EXERCISE AIM >>
Will you give every entry again exactly as it stands?

++++ INPUT MATERIAL

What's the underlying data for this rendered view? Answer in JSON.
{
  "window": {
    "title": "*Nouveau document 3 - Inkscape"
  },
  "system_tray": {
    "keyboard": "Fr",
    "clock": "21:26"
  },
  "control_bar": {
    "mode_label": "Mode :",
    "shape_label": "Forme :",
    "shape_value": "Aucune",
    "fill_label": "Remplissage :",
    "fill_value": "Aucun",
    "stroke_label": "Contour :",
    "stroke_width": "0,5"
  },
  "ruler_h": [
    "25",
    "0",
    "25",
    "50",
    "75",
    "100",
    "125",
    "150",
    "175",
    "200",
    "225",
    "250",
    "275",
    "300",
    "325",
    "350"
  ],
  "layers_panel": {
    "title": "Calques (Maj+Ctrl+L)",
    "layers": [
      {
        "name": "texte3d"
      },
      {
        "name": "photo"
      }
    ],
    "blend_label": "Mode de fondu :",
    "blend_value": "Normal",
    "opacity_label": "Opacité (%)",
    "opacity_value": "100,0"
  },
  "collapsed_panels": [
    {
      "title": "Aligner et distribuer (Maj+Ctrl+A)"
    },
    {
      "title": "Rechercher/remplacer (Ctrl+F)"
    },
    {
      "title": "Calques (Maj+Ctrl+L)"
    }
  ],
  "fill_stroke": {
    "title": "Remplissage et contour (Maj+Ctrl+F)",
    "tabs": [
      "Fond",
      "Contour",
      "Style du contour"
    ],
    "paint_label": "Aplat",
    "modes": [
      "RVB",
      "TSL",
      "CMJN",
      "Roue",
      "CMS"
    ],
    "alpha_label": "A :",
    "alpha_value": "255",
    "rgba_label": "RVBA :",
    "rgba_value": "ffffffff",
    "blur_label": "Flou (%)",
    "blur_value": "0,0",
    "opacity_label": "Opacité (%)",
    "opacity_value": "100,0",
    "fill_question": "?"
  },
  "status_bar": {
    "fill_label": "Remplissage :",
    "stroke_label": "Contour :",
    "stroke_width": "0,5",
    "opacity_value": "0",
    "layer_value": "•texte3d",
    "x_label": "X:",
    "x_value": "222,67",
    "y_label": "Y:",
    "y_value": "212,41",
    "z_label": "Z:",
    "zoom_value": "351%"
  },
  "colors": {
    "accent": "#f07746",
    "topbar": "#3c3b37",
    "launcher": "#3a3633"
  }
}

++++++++

ANSWER FOR THE TASK >>
What's the underlying data for this rendered view? Answer in JSON.
{
  "window": {
    "title": "*Nouveau document 3 - Inkscape"
  },
  "system_tray": {
    "keyboard": "Fr",
    "clock": "21:26"
  },
  "control_bar": {
    "mode_label": "Mode :",
    "shape_label": "Forme :",
    "shape_value": "Aucune",
    "fill_label": "Remplissage :",
    "fill_value": "Aucun",
    "stroke_label": "Contour :",
    "stroke_width": "0,5"
  },
  "ruler_h": [
    "25",
    "0",
    "25",
    "50",
    "75",
    "100",
    "125",
    "150",
    "175",
    "200",
    "225",
    "250",
    "275",
    "300",
    "325",
    "350"
  ],
  "layers_panel": {
    "title": "Calques (Maj+Ctrl+L)",
    "layers": [
      {
        "name": "texte3d"
      },
      {
        "name": "photo"
      }
    ],
    "blend_label": "Mode de fondu :",
    "blend_value": "Normal",
    "opacity_label": "Opacité (%)",
    "opacity_value": "100,0"
  },
  "collapsed_panels": [
    {
      "title": "Aligner et distribuer (Maj+Ctrl+A)"
    },
    {
      "title": "Rechercher/remplacer (Ctrl+F)"
    },
    {
      "title": "Calques (Maj+Ctrl+L)"
    }
  ],
  "fill_stroke": {
    "title": "Remplissage et contour (Maj+Ctrl+F)",
    "tabs": [
      "Fond",
      "Contour",
      "Style du contour"
    ],
    "paint_label": "Aplat",
    "modes": [
      "RVB",
      "TSL",
      "CMJN",
      "Roue",
      "CMS"
    ],
    "alpha_label": "A :",
    "alpha_value": "255",
    "rgba_label": "RVBA :",
    "rgba_value": "ffffffff",
    "blur_label": "Flou (%)",
    "blur_value": "0,0",
    "opacity_label": "Opacité (%)",
    "opacity_value": "100,0",
    "fill_question": "?"
  },
  "status_bar": {
    "fill_label": "Remplissage :",
    "stroke_label": "Contour :",
    "stroke_width": "0,5",
    "opacity_value": "0",
    "layer_value": "•texte3d",
    "x_label": "X:",
    "x_value": "222,67",
    "y_label": "Y:",
    "y_value": "212,41",
    "z_label": "Z:",
    "zoom_value": "351%"
  },
  "colors": {
    "accent": "#f07746",
    "topbar": "#3c3b37",
    "launcher": "#3a3633"
  }
}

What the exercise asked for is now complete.